Where does British humour come from?
Understatement, sarcasm and surrealism are all elements associated with Britain’s brand of humour.
From Shakespeare’s comedies to Billy Connolly’s command of an audience, Gavin & Stacey’s taste of Welsh whimsy to Derry Girls’ earthy look at life in the 1990s, humour has been central to the history of storytelling across the UK for a long time.
But where does our humour actually come from, and is it tied to a quintessential idea of Britishness? We’ve asked one teacher of comedy to give us his thoughts.
Can we pin it down?
People all over the world laugh, but we don’t all find the same things funny. While some gags might seem universally hilarious (slipping on a banana peel, anyone?), humour normally depends on the cultural norms of a people, their history and shared experiences, as well as what the mechanics of their language allow.
If you’ve ever tried to crack a joke based on a pun or a play on words to a non-native English speaker, and the punchline was followed by deafening silence, you’ll know what we mean.
But is it possible to point to a map and know for sure what will cause some LOLs over there?
Dr Ian Wilkie, a lecturer in performance at the University of Salford, explains: “Having taught younger American students, they take the British sense of humour to be Monty Python, by which they mean a sort-of slightly erring towards the surreal, very iconoclastic in terms of attacking the big targets, very silly.”
However, he says that, while those traits can become shorthand for ‘the British sense of humour’, he doesn’t think “that cuts the mustard.”
Dr Wilkie points out that there are already differences in popular humour in the four home nations. It diversifies even more between the major cities, making it difficult to pinpoint a blanket ‘British’ humour.
One example is the Scottish brash-with-a-twinkle style of Billy Connolly or the more gentle approach of his compatriot Susan Calman: “Scottish people like witty jokes, there is a lot of respect for learning and that it likes quite hard-hitting jokes, ones of mockery.”
While he notes there are similarities between Glaswegian humour and that found in other port cities, such as Liverpool, that Scottish style might not necessarily translate into a Welsh sense of humour, or a broader English one.
Attending a comedy night, with many different acts, would show how difficult it is to categorise humour along geographical lines:
“You may laugh at different aspects of their schtick, but it would then be difficult to say, ‘well, there’s a British sense of humour’ because of the disparate kind of approaches and world views coming across.”
Influences from overseas
Another element worth considering is how much the humour of other countries has influenced British comedy.
If you’ve sat and enjoyed the exaggerated characters in Fawlty Towers, the characters and scrapes they find themselves in reflect the sketches of the Commedia dell’arte, a form of theatre from 16th Century Italy.

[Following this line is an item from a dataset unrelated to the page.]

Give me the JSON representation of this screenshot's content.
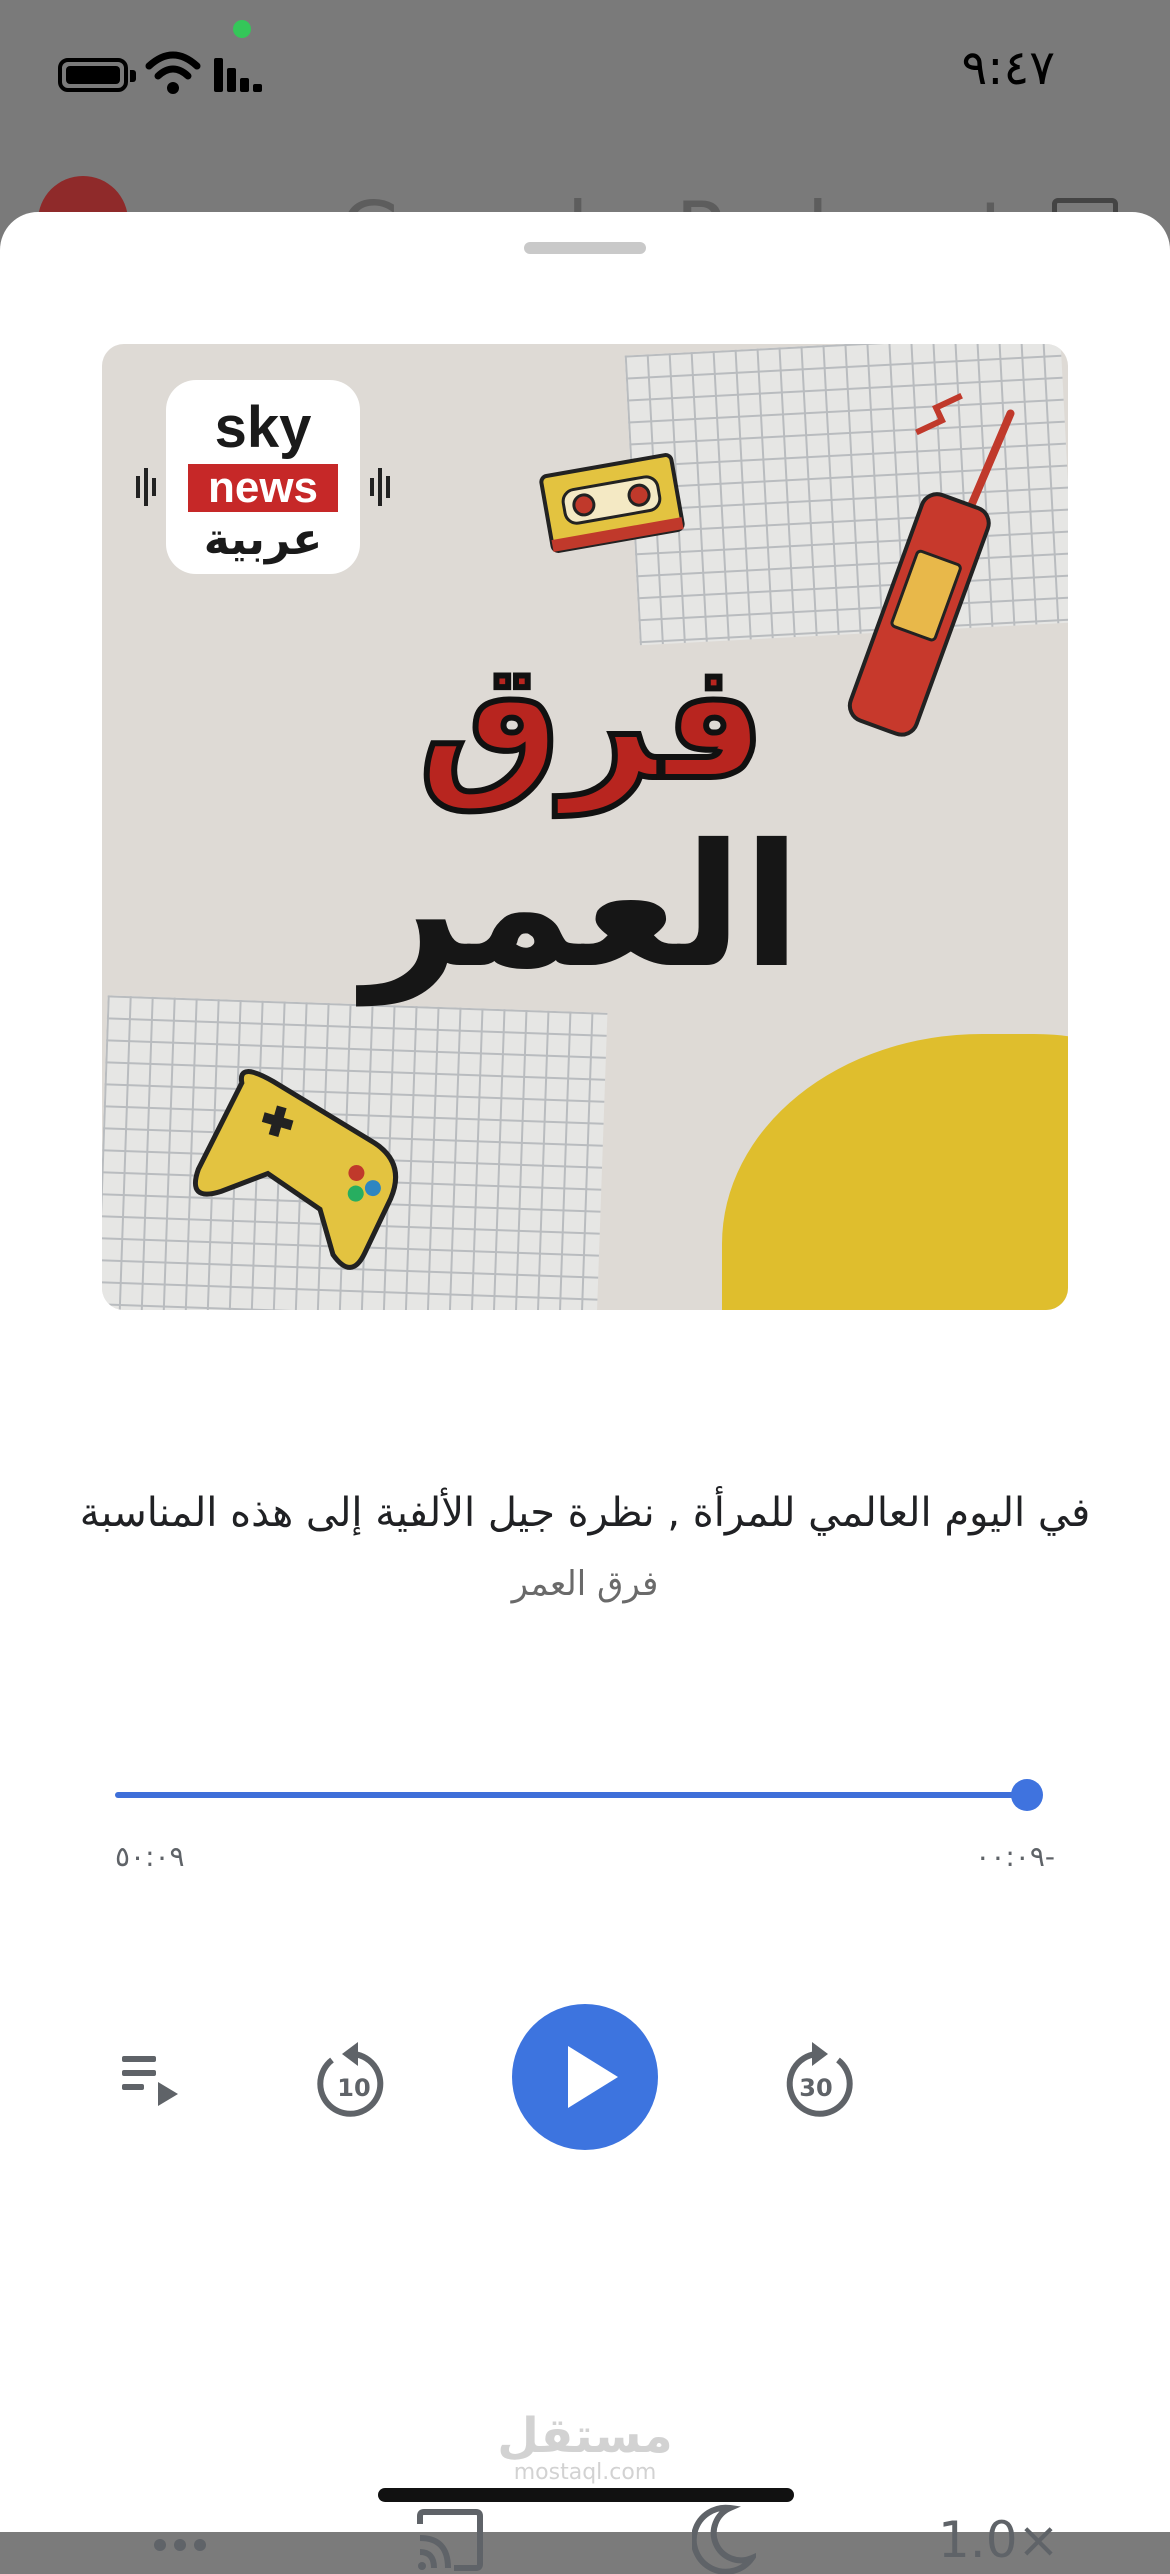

Among other elements, it involved a series of recognisable characters from all aspects of society engaged in witty dialogue.
Surrealism, long considered a staple of British humour – think Monty Python, Vic Reeves and Bob Mortimer – was, as Dr Wilkie puts it, performed by: “Dadaists from countries that we may choose not to think of as particularly funny, such as Germany.
“They were doing surrealism to the nth degree, quite deliberately as a performative art, in the early part of the 20th Century. I think it’s something we like to appropriate in a way and imagine that we’re the custodians of it, but it’s not culturally specific at all.”
When nostalgia meets humour
With Monty Python held up as a good example of leftfield humour from the UK, the Carry On… series of films suggests a national affection for a less sophisticated bawdiness loaded with double entendres.
While they did enjoy popularity outside the UK (Carry On Nurse ran in Los Angeles for more than two-and-a-half years on its initial release), Dr Wilkie doesn’t see the humour contained within the 30 titles of the franchise as something that defines a nation. If anything, it’s a comfort blanket.
Dr Wilkie explained: “Carry On… kind of made fun of itself in its day, it was already slightly self-consciously old-fashioned and seaside postcard, but people could enjoy it because they could say, all bets are off really, we’re going to see something that’s sexist, end of the pier and a bit silly and that was fine.“
The jelly explanation
It’s these different styles and presentations of comedy by British performers which Dr Wilkie believes make it impossible for an academic to point, with confidence, at various elements and state categorically that they alone make up the nation’s famed sense of humour.
“No, I wouldn’t say there is a British sense of humour,” he concluded. “I think the best you can hope for is some big, beacon terms (eg. sarcasm, understatement, self-deprecation), that maybe, over a fair amount of time, might hold water.
“Comedy and humour is always so completely open to counter examples that you can never really pin anything down.
“It’s like trying to nail jelly to a wall.”